    Like last week’s View-spoofing talk show sketch, this sketch about a local news broadcast going haywire takes a familiar format—SNL makes its cast members play local news anchors so often, it should be a formal part of the audition process—and packs it with weird jokes. It’s centered on a series of lottery numbers coming up with unworkable winners like “blank” and “cell phone,” but there’s plenty of funny stuff circling around the central game, especially involving Chris Redd’s hapless sportscaster.

    SNL music videos are such a reliable highlight of the show that even one featuring Kim Kardashian-West gingerly performing the rap equivalent of speak-singing (did she somehow just invent speak-rapping?) turned out to be a winner. This ode to feeling old in the club is anchored by Cecily Strong and Ego Nwodim, with Kardashian-West given her most inspired gag of the night: Before she can finish a verse, she takes repeated cat naps. I don’t want to be all “girl, same,” but, well, yeah.



    What is it with awkward hosts crammed into courtroom sketches? Last season saw an already-notorious bit with Elon Musk playing Wario; here, The People’s Court is reconfigured as The People’s Kourt for a squabbling Kardashian family. Maybe this is very funny to ardent viewers of Keeping Up with the Kardashians, and admittedly if this was a dumb, cameo-filled sketch about some show I love, I probably wouldn’t fret much about the moment where sketch comedy becomes a combination of advertorial and fan service. But that’s what it felt like, even if having Kim playing her sister instead of herself is kind of a fun gag. As the usually-excellent Chloe Fineman proves with her nondescript Megan Fox, there are only so many ways to do low-affect, soft-voiced California accents and call it an impression. If we must indulge Kim’s family cameos, go with this filmed piece, guided more by Aidy Bryant’s delightful floundering:

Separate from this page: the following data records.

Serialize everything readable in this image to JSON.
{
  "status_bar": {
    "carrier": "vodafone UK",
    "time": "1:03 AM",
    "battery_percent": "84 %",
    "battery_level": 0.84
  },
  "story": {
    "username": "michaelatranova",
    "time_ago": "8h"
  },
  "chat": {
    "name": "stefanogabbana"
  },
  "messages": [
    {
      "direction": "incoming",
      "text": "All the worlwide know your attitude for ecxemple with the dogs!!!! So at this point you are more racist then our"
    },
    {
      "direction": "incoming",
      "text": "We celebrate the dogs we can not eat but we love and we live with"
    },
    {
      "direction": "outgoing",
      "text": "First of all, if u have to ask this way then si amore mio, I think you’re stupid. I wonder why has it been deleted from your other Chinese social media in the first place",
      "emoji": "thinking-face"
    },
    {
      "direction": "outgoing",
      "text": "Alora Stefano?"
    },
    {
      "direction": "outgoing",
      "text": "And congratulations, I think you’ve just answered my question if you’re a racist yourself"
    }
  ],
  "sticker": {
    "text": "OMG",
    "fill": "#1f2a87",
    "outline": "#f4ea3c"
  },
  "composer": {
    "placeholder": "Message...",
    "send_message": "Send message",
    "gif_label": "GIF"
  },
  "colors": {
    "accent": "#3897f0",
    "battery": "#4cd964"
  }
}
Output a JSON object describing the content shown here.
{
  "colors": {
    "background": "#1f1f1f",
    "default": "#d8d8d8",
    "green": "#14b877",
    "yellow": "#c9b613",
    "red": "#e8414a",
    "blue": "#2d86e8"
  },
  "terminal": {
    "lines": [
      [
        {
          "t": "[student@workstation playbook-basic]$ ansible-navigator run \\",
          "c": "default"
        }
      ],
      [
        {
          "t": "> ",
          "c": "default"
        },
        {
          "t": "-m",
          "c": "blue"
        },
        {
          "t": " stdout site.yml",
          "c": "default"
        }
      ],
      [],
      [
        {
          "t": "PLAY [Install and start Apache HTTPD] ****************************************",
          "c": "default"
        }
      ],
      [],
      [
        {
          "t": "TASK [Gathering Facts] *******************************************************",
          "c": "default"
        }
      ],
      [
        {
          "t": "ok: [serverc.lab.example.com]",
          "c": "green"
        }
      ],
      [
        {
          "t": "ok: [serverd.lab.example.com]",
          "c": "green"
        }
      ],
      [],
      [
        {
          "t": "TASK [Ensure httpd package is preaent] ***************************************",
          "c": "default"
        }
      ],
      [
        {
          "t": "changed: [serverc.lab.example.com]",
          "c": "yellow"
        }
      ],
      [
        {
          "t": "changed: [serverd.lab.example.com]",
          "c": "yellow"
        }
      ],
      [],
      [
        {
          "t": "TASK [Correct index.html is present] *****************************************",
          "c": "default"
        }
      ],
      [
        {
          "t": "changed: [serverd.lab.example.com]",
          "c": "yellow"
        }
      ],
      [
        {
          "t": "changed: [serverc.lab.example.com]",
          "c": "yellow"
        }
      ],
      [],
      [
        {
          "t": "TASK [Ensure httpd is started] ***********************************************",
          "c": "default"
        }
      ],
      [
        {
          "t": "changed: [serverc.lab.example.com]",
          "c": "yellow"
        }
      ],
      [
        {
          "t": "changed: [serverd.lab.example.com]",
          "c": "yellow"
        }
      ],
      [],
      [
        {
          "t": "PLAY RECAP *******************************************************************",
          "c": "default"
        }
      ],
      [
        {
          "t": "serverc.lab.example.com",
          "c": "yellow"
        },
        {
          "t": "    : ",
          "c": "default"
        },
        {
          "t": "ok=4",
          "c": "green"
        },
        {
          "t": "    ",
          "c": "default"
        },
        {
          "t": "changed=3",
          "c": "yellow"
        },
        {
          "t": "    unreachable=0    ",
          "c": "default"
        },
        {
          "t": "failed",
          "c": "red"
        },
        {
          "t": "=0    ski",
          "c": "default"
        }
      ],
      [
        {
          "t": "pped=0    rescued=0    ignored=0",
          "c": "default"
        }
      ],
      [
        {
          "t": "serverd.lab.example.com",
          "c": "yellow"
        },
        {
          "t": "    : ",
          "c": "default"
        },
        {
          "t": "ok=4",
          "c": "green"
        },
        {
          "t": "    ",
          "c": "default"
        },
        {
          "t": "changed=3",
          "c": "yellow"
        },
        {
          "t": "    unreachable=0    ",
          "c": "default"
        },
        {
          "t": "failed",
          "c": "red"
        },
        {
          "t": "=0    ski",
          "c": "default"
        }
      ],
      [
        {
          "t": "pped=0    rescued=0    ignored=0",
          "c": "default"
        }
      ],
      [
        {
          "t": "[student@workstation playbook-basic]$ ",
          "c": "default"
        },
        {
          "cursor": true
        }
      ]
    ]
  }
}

    It’s an SNL tradition to stick a host who may be less, ah, accustomed to live performing (or just acting in general) in an off-brand spoof of The Bachelor, with the athlete/singer/really, it’s usually an athlete in question non-reacting to a parade of ridiculous single gals, played by nearly every lady in the cast. This sketch offered a Bachelorette variation on that, but instead of showing faith in the show’s guys, it brought in ringer after ringer to receive token after token from Kim, given more to do than the usual anonymous-hunk role as she recites a series of mildly amusing but overlong jokes about whatever guy has lined up to play himself. It’s all in service of a showdown between John Cena and Kyle Mooney (surprisingly not playing either himself or failed stand-up comic Bruce Chandling)—not absolutely dire, but it takes an awful long time (and plenty of tedious applause breaks for all the famous faces) to get there. Again: 21 people are in the cast! Why fill a sketch up with Amy Schumer or Chris Rock walk-ons, let alone guys who aren’t even professional comedians?